--- Data shown Enclosed Below ---

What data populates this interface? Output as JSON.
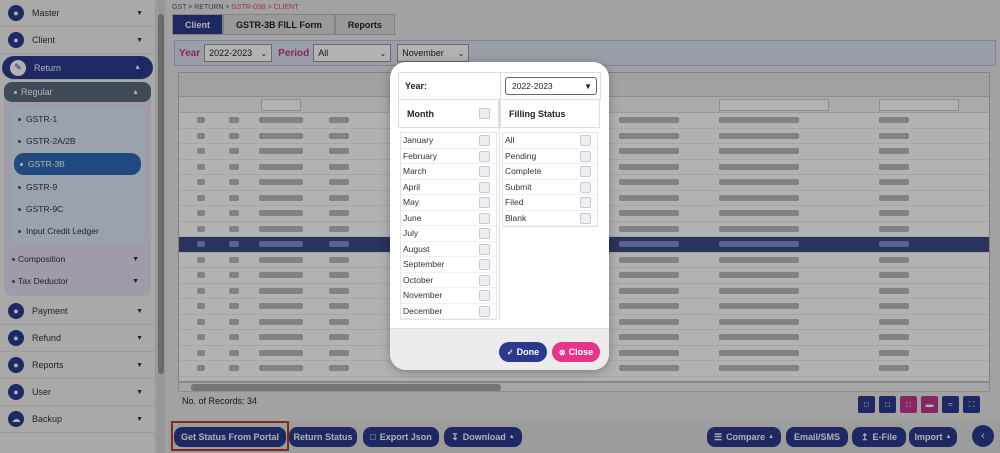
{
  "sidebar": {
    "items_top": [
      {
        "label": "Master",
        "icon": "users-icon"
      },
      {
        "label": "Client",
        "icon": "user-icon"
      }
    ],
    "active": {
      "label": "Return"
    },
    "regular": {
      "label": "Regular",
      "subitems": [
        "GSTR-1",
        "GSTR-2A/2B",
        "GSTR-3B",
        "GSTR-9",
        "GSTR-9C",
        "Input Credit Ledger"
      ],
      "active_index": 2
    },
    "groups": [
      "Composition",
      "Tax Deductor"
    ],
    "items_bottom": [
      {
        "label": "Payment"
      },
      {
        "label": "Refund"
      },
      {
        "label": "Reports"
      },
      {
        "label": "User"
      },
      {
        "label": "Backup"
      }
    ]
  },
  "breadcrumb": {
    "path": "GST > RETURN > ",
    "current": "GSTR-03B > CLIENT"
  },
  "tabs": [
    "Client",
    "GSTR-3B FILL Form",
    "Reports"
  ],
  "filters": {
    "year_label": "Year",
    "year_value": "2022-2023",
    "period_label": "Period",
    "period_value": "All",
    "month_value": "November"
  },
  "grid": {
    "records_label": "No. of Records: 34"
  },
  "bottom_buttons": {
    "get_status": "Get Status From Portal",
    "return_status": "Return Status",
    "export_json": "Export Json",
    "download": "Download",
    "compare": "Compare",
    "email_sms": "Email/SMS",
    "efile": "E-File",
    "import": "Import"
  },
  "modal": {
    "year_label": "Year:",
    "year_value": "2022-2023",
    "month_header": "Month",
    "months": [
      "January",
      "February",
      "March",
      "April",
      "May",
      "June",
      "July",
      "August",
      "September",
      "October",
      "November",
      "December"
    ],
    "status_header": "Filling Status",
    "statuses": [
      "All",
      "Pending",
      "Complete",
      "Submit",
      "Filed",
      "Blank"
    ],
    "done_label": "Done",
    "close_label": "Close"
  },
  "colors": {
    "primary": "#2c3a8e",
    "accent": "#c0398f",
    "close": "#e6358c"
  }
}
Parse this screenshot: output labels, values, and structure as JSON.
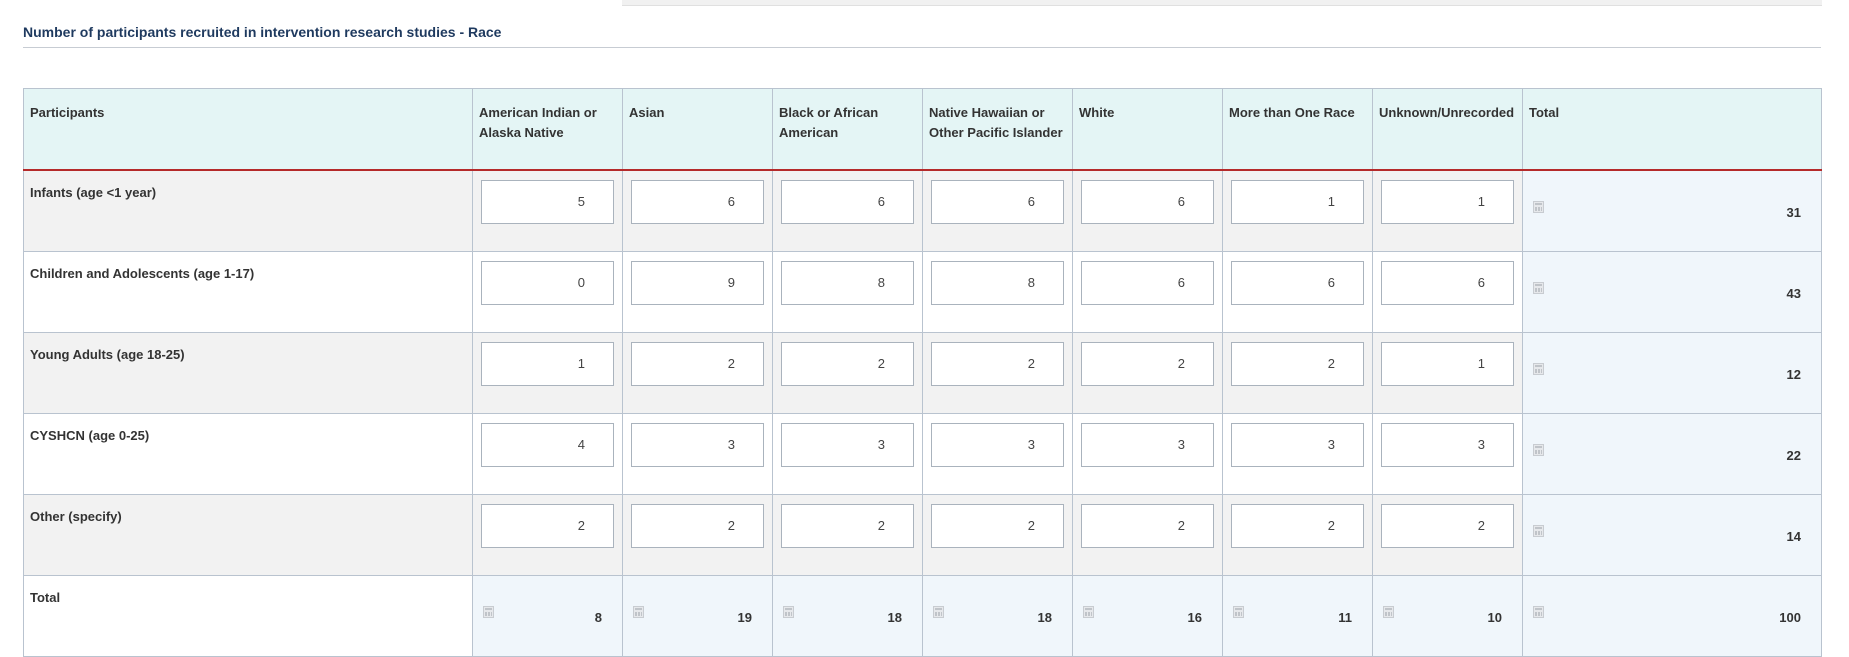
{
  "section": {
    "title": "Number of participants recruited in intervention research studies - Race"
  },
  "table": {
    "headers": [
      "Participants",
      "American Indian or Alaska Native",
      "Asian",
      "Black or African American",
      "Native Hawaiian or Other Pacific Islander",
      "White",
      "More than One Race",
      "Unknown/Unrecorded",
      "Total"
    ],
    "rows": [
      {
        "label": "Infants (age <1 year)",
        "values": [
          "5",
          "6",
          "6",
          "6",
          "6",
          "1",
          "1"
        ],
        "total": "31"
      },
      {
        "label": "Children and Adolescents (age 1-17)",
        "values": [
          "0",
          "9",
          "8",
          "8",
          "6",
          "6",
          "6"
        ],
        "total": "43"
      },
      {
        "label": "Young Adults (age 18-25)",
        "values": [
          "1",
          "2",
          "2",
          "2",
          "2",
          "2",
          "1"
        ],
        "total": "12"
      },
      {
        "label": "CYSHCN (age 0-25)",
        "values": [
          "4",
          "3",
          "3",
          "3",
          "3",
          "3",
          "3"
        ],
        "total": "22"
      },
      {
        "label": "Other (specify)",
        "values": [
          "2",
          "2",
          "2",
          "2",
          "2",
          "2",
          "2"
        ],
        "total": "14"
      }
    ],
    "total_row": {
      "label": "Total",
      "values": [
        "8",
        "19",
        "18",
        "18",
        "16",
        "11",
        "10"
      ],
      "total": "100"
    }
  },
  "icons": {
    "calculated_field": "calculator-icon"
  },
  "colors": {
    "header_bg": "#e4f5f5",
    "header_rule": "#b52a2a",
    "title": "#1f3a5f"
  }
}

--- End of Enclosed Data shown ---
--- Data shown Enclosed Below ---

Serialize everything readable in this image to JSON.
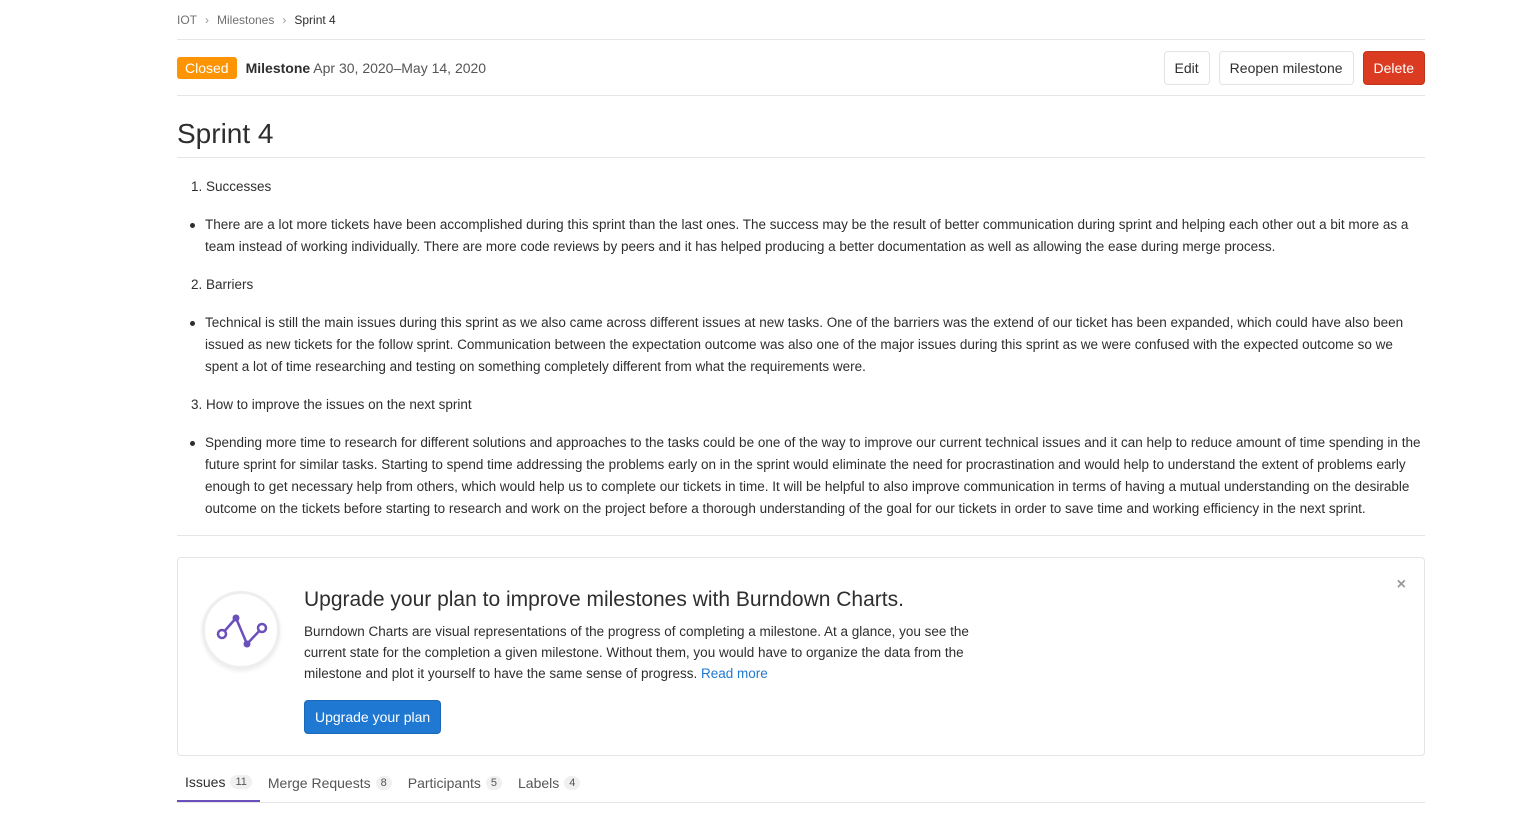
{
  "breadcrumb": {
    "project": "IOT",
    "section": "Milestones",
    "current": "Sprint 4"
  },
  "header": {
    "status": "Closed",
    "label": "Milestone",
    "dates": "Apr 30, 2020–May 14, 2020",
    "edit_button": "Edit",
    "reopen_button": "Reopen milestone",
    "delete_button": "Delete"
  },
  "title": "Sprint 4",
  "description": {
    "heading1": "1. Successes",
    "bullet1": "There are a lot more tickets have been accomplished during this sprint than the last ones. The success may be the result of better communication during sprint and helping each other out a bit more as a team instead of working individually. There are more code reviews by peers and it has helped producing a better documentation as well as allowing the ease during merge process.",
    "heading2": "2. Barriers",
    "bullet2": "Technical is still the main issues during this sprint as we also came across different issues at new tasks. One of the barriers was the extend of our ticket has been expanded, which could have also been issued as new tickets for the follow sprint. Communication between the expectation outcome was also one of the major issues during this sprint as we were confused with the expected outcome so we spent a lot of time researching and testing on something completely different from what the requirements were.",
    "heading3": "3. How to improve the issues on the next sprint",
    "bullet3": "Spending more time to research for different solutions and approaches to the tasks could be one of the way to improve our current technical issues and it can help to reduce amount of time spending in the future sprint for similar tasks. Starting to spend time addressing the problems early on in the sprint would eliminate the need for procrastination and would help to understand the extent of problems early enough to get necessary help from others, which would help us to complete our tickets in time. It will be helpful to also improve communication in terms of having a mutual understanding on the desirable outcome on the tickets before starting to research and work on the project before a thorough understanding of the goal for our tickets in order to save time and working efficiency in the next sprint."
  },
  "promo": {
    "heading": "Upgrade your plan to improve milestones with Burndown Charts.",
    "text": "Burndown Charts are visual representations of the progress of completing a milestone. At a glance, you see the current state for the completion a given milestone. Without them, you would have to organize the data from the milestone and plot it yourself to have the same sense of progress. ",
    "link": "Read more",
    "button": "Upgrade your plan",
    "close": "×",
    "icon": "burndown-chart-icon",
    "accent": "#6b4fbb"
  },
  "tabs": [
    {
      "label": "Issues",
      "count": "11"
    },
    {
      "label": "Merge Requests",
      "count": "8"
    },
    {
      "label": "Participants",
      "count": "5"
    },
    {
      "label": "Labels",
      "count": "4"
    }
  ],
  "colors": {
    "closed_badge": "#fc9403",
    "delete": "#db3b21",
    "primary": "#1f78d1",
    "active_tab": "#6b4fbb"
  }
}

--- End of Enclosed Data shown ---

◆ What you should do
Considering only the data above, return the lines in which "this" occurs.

◆ Solved problem
What data populates this interface? Output as JSON.
Parse this screenshot: output labels, values, and structure as JSON.
Serialize everything readable in this image to JSON.
    "bullet1": "There are a lot more tickets have been accomplished during this sprint than the last ones. The success may be the result of better communication during sprint and helping each other out a bit more as a team instead of working individually. There are more code reviews by peers and it has helped producing a better documentation as well as allowing the ease during merge process.",
    "bullet2": "Technical is still the main issues during this sprint as we also came across different issues at new tasks. One of the barriers was the extend of our ticket has been expanded, which could have also been issued as new tickets for the follow sprint. Communication between the expectation outcome was also one of the major issues during this sprint as we were confused with the expected outcome so we spent a lot of time researching and testing on something completely different from what the requirements were.",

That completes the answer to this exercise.